### [WHAT YOU HAVE TO DO]
Give the number of lines below that contain "title", with no other output.

- - -

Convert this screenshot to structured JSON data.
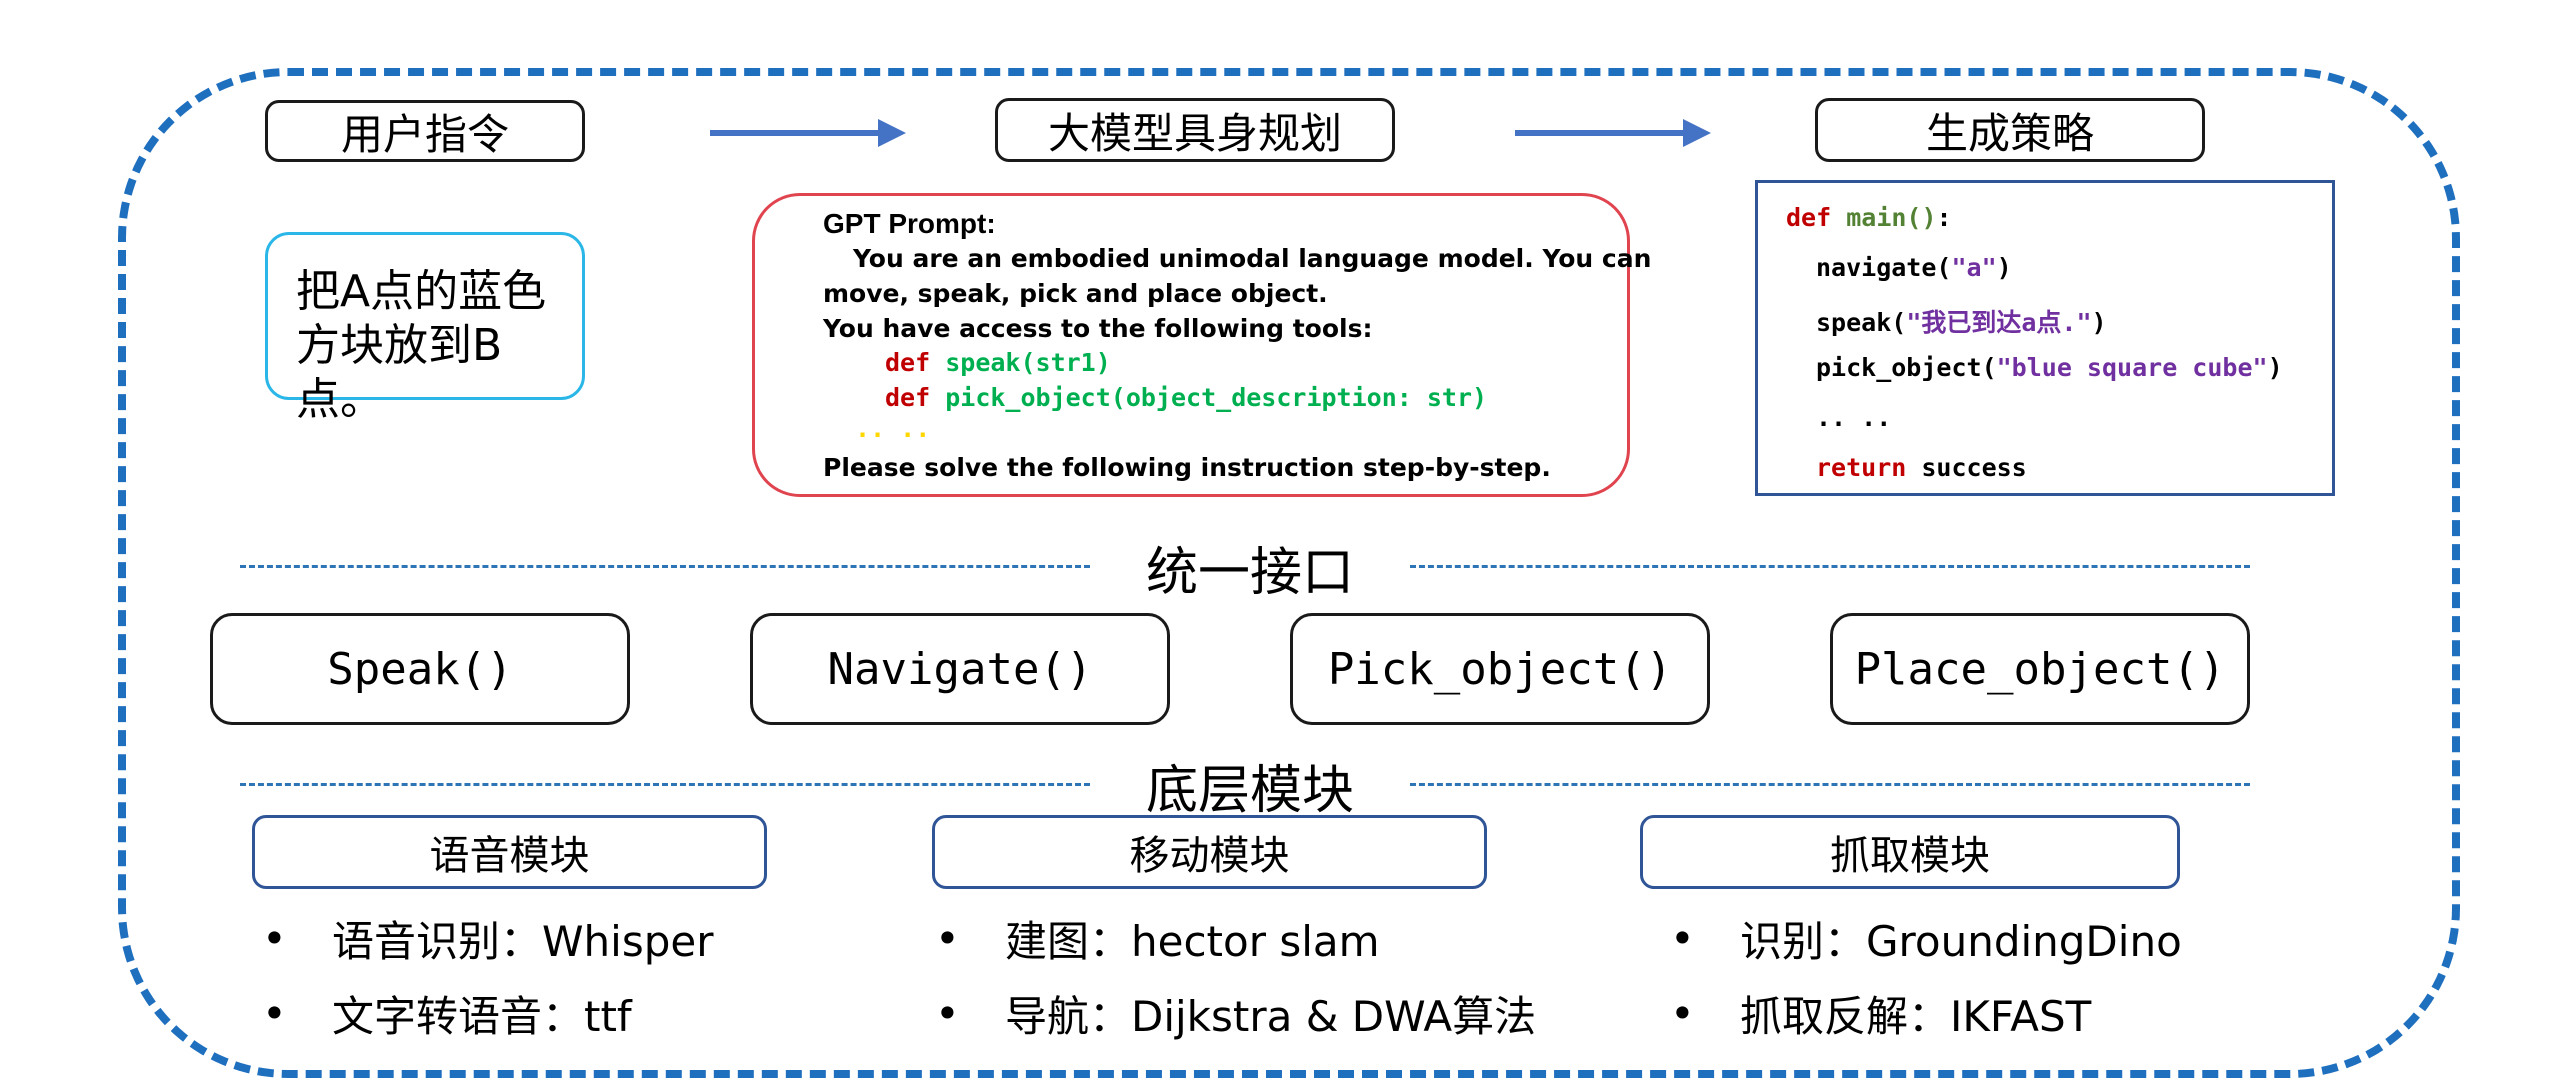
{
  "top": {
    "user_instruction": "用户指令",
    "llm_planning": "大模型具身规划",
    "policy_generation": "生成策略"
  },
  "user_box": {
    "line1": "把A点的蓝色",
    "line2": "方块放到B点。"
  },
  "prompt": {
    "title": "GPT Prompt:",
    "line1": "You are an embodied unimodal language model. You can",
    "line2": "move, speak, pick and place object.",
    "line3": "You have access to the following tools:",
    "tool1_kw": "def",
    "tool1": "speak(str1)",
    "tool2_kw": "def",
    "tool2": "pick_object(object_description: str)",
    "ellipsis": ".. ..",
    "line4": "Please solve the following instruction step-by-step."
  },
  "policy_code": {
    "def_kw": "def",
    "main": "main()",
    "colon": ":",
    "nav_fn": "navigate(",
    "nav_arg": "\"a\"",
    "nav_end": ")",
    "speak_fn": "speak(",
    "speak_arg": "\"我已到达a点.\"",
    "speak_end": ")",
    "pick_fn": "pick_object(",
    "pick_arg": "\"blue square cube\"",
    "pick_end": ")",
    "ellipsis": ".. ..",
    "return_kw": "return",
    "return_val": "success"
  },
  "unified_interface": {
    "title": "统一接口",
    "speak": "Speak()",
    "navigate": "Navigate()",
    "pick": "Pick_object()",
    "place": "Place_object()"
  },
  "modules": {
    "title": "底层模块",
    "speech": {
      "title": "语音模块",
      "items": [
        "语音识别：Whisper",
        "文字转语音：ttf"
      ]
    },
    "motion": {
      "title": "移动模块",
      "items": [
        "建图：hector slam",
        "导航：Dijkstra & DWA算法"
      ]
    },
    "grasp": {
      "title": "抓取模块",
      "items": [
        "识别：GroundingDino",
        "抓取反解：IKFAST"
      ]
    }
  },
  "colors": {
    "outer_border": "#1f6fbf",
    "arrow": "#4472c4",
    "user_box_border": "#2ab7e8",
    "prompt_box_border": "#e0444f",
    "keyword": "#c00000",
    "tool_fn": "#00b050",
    "string": "#7030a0"
  }
}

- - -

### [OUTPUT OF THE EXERCISE]
6